* _What you have to do_: Only the lines with "Enter" in the entries below belong in the answer; please copy them.

START Data for processing

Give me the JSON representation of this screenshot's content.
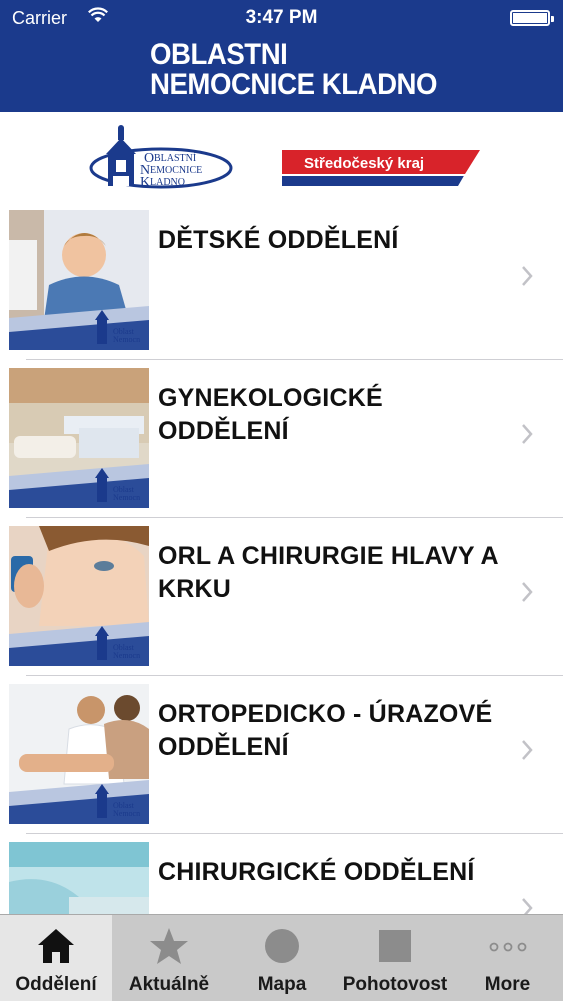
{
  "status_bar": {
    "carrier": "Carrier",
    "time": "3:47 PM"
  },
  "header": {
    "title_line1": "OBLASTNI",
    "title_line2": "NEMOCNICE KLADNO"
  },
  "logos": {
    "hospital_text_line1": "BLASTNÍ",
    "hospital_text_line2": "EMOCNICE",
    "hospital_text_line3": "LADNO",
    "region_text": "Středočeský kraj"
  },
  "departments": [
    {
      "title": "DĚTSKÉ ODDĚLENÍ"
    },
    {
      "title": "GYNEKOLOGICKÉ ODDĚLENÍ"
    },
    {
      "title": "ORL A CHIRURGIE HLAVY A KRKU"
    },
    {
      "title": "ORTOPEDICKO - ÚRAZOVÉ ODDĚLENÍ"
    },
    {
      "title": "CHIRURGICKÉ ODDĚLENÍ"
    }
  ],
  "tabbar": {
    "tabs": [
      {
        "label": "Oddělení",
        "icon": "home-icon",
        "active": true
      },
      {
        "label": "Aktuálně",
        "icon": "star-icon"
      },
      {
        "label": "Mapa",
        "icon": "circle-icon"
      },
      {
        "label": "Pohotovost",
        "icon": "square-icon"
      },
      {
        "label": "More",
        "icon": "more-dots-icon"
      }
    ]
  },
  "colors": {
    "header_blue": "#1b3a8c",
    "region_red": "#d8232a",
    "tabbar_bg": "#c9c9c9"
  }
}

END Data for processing
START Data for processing

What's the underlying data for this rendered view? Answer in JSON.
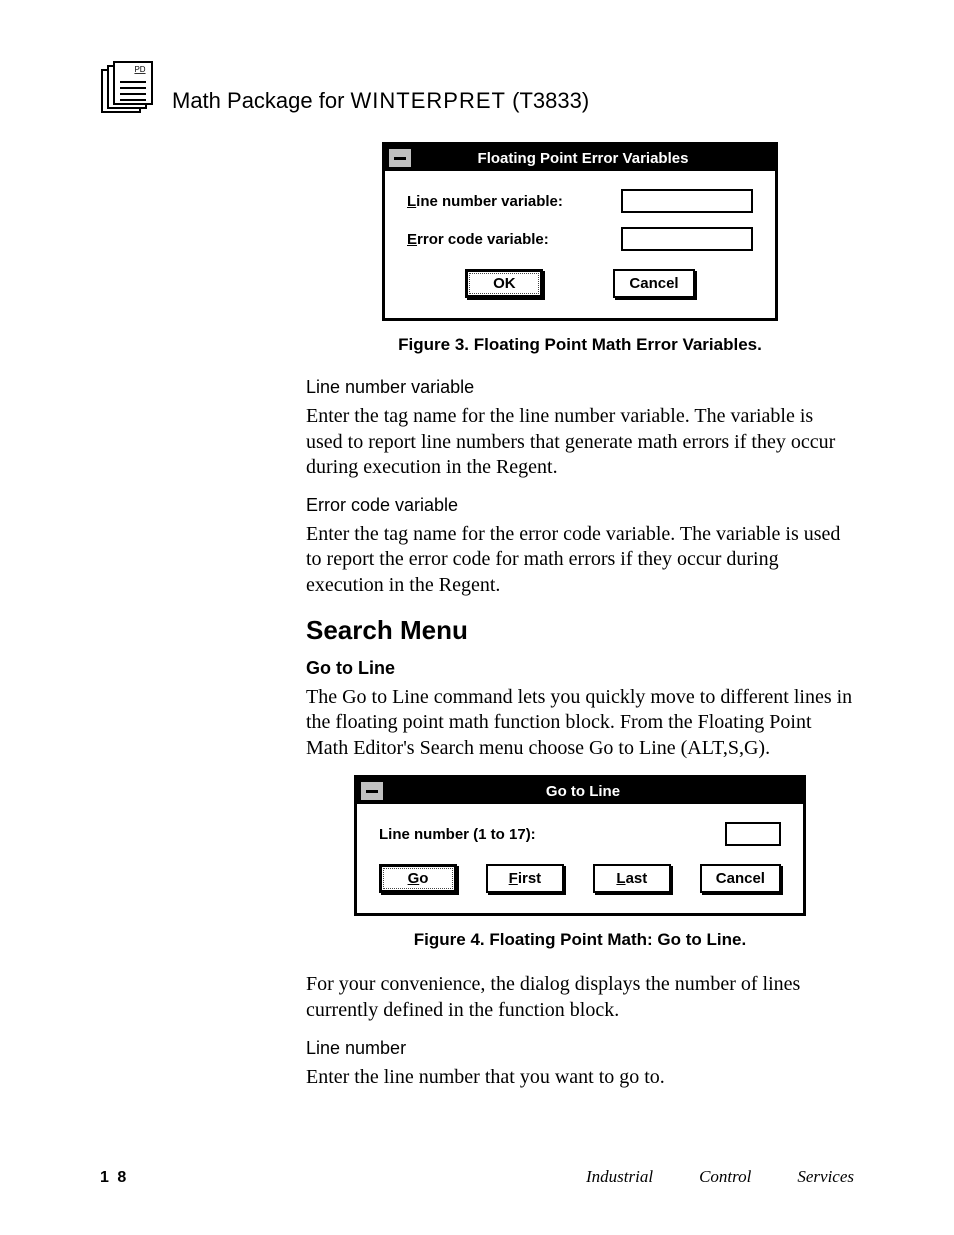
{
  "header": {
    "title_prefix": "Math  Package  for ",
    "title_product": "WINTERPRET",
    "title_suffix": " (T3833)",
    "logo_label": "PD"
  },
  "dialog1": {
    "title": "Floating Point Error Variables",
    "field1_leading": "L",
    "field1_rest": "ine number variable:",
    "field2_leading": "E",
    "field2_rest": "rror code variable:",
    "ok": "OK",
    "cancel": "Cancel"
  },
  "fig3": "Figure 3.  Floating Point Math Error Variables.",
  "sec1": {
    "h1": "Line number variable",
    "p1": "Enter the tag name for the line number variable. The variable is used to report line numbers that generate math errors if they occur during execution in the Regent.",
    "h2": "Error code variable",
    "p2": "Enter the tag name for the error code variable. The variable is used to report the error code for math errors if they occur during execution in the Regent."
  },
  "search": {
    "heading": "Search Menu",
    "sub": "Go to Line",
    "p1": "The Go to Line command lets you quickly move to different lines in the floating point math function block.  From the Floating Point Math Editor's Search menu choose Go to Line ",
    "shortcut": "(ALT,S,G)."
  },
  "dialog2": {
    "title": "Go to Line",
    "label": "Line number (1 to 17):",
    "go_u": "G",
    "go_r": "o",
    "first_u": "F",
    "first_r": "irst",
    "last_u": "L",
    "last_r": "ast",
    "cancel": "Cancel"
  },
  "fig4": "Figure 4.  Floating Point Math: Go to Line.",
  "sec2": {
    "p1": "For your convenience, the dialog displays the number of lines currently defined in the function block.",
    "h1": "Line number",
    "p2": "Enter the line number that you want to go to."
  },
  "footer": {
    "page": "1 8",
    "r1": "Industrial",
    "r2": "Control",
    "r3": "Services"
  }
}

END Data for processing

* _Solution to the problem_:
    "p1": "Enter the tag name for the line number variable. The variable is used to report line numbers that generate math errors if they occur during execution in the Regent.",
    "p2": "Enter the tag name for the error code variable. The variable is used to report the error code for math errors if they occur during execution in the Regent."
    "p2": "Enter the line number that you want to go to."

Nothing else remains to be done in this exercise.